*** Opening EXERCISE INPUTS ***

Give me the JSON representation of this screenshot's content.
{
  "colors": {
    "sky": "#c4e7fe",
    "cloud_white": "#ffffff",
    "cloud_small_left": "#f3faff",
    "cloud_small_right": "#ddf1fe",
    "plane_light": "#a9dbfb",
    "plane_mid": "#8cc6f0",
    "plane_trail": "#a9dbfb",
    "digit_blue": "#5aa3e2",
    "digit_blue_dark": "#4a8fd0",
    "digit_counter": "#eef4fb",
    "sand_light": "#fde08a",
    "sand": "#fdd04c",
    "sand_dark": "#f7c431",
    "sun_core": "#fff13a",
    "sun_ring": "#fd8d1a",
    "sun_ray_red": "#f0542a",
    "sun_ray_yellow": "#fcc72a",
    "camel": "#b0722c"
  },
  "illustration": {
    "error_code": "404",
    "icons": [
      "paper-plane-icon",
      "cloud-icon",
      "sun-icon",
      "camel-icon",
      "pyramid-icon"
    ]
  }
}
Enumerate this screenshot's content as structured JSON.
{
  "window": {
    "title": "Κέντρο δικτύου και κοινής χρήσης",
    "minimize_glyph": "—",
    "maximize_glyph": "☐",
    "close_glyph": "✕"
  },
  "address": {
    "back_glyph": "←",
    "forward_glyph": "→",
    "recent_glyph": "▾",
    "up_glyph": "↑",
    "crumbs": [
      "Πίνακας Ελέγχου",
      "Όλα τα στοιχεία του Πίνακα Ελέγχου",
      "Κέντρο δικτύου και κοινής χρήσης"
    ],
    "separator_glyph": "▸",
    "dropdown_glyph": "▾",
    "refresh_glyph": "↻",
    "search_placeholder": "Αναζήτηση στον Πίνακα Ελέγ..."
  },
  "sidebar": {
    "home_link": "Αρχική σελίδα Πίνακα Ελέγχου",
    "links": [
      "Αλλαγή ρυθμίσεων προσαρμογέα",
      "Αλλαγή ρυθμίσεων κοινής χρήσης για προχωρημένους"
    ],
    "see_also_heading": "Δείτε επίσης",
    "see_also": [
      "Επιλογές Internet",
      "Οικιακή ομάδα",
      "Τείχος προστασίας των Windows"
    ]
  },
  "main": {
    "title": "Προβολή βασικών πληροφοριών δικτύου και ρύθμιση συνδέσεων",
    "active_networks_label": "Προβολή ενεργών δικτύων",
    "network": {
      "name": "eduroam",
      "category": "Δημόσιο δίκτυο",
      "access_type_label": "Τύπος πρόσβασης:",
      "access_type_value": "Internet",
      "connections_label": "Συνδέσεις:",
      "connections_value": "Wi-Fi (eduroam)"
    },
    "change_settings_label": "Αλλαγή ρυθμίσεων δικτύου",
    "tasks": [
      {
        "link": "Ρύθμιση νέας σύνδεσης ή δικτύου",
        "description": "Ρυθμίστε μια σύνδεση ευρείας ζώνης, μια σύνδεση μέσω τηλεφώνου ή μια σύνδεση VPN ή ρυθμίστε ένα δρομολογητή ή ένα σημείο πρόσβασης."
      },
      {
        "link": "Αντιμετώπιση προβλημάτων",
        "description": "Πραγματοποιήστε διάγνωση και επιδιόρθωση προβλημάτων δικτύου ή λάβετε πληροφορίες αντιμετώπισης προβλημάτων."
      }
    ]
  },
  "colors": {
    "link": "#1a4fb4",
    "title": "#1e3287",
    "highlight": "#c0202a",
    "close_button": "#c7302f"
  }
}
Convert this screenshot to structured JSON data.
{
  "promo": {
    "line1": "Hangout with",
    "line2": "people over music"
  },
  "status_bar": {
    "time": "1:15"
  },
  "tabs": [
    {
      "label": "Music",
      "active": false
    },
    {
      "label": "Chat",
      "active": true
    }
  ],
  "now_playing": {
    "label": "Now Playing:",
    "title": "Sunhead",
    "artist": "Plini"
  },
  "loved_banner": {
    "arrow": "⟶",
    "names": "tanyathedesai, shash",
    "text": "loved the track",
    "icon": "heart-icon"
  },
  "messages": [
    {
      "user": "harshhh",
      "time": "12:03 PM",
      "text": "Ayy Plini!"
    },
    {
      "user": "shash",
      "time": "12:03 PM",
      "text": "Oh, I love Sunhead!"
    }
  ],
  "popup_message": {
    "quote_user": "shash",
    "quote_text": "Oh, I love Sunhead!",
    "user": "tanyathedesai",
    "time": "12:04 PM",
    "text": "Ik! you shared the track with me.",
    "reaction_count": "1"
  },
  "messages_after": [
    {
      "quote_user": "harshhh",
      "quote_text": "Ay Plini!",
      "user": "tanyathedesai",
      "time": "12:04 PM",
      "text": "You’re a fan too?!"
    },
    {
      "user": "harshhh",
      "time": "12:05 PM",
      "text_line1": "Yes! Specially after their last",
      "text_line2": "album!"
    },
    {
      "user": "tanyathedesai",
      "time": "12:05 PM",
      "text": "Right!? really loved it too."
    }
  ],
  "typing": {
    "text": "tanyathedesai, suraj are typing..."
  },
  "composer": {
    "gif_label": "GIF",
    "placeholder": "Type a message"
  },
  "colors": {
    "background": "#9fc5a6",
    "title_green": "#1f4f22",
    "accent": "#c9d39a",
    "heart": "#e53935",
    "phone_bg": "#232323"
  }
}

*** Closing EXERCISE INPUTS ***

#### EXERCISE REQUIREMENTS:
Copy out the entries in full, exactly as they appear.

#### REPLY TO THE EXERCISE:
Give me the JSON representation of this screenshot's content.
{
  "colors": {
    "sky": "#c4e7fe",
    "cloud_white": "#ffffff",
    "cloud_small_left": "#f3faff",
    "cloud_small_right": "#ddf1fe",
    "plane_light": "#a9dbfb",
    "plane_mid": "#8cc6f0",
    "plane_trail": "#a9dbfb",
    "digit_blue": "#5aa3e2",
    "digit_blue_dark": "#4a8fd0",
    "digit_counter": "#eef4fb",
    "sand_light": "#fde08a",
    "sand": "#fdd04c",
    "sand_dark": "#f7c431",
    "sun_core": "#fff13a",
    "sun_ring": "#fd8d1a",
    "sun_ray_red": "#f0542a",
    "sun_ray_yellow": "#fcc72a",
    "camel": "#b0722c"
  },
  "illustration": {
    "error_code": "404",
    "icons": [
      "paper-plane-icon",
      "cloud-icon",
      "sun-icon",
      "camel-icon",
      "pyramid-icon"
    ]
  }
}
Enumerate this screenshot's content as structured JSON.
{
  "window": {
    "title": "Κέντρο δικτύου και κοινής χρήσης",
    "minimize_glyph": "—",
    "maximize_glyph": "☐",
    "close_glyph": "✕"
  },
  "address": {
    "back_glyph": "←",
    "forward_glyph": "→",
    "recent_glyph": "▾",
    "up_glyph": "↑",
    "crumbs": [
      "Πίνακας Ελέγχου",
      "Όλα τα στοιχεία του Πίνακα Ελέγχου",
      "Κέντρο δικτύου και κοινής χρήσης"
    ],
    "separator_glyph": "▸",
    "dropdown_glyph": "▾",
    "refresh_glyph": "↻",
    "search_placeholder": "Αναζήτηση στον Πίνακα Ελέγ..."
  },
  "sidebar": {
    "home_link": "Αρχική σελίδα Πίνακα Ελέγχου",
    "links": [
      "Αλλαγή ρυθμίσεων προσαρμογέα",
      "Αλλαγή ρυθμίσεων κοινής χρήσης για προχωρημένους"
    ],
    "see_also_heading": "Δείτε επίσης",
    "see_also": [
      "Επιλογές Internet",
      "Οικιακή ομάδα",
      "Τείχος προστασίας των Windows"
    ]
  },
  "main": {
    "title": "Προβολή βασικών πληροφοριών δικτύου και ρύθμιση συνδέσεων",
    "active_networks_label": "Προβολή ενεργών δικτύων",
    "network": {
      "name": "eduroam",
      "category": "Δημόσιο δίκτυο",
      "access_type_label": "Τύπος πρόσβασης:",
      "access_type_value": "Internet",
      "connections_label": "Συνδέσεις:",
      "connections_value": "Wi-Fi (eduroam)"
    },
    "change_settings_label": "Αλλαγή ρυθμίσεων δικτύου",
    "tasks": [
      {
        "link": "Ρύθμιση νέας σύνδεσης ή δικτύου",
        "description": "Ρυθμίστε μια σύνδεση ευρείας ζώνης, μια σύνδεση μέσω τηλεφώνου ή μια σύνδεση VPN ή ρυθμίστε ένα δρομολογητή ή ένα σημείο πρόσβασης."
      },
      {
        "link": "Αντιμετώπιση προβλημάτων",
        "description": "Πραγματοποιήστε διάγνωση και επιδιόρθωση προβλημάτων δικτύου ή λάβετε πληροφορίες αντιμετώπισης προβλημάτων."
      }
    ]
  },
  "colors": {
    "link": "#1a4fb4",
    "title": "#1e3287",
    "highlight": "#c0202a",
    "close_button": "#c7302f"
  }
}
Convert this screenshot to structured JSON data.
{
  "promo": {
    "line1": "Hangout with",
    "line2": "people over music"
  },
  "status_bar": {
    "time": "1:15"
  },
  "tabs": [
    {
      "label": "Music",
      "active": false
    },
    {
      "label": "Chat",
      "active": true
    }
  ],
  "now_playing": {
    "label": "Now Playing:",
    "title": "Sunhead",
    "artist": "Plini"
  },
  "loved_banner": {
    "arrow": "⟶",
    "names": "tanyathedesai, shash",
    "text": "loved the track",
    "icon": "heart-icon"
  },
  "messages": [
    {
      "user": "harshhh",
      "time": "12:03 PM",
      "text": "Ayy Plini!"
    },
    {
      "user": "shash",
      "time": "12:03 PM",
      "text": "Oh, I love Sunhead!"
    }
  ],
  "popup_message": {
    "quote_user": "shash",
    "quote_text": "Oh, I love Sunhead!",
    "user": "tanyathedesai",
    "time": "12:04 PM",
    "text": "Ik! you shared the track with me.",
    "reaction_count": "1"
  },
  "messages_after": [
    {
      "quote_user": "harshhh",
      "quote_text": "Ay Plini!",
      "user": "tanyathedesai",
      "time": "12:04 PM",
      "text": "You’re a fan too?!"
    },
    {
      "user": "harshhh",
      "time": "12:05 PM",
      "text_line1": "Yes! Specially after their last",
      "text_line2": "album!"
    },
    {
      "user": "tanyathedesai",
      "time": "12:05 PM",
      "text": "Right!? really loved it too."
    }
  ],
  "typing": {
    "text": "tanyathedesai, suraj are typing..."
  },
  "composer": {
    "gif_label": "GIF",
    "placeholder": "Type a message"
  },
  "colors": {
    "background": "#9fc5a6",
    "title_green": "#1f4f22",
    "accent": "#c9d39a",
    "heart": "#e53935",
    "phone_bg": "#232323"
  }
}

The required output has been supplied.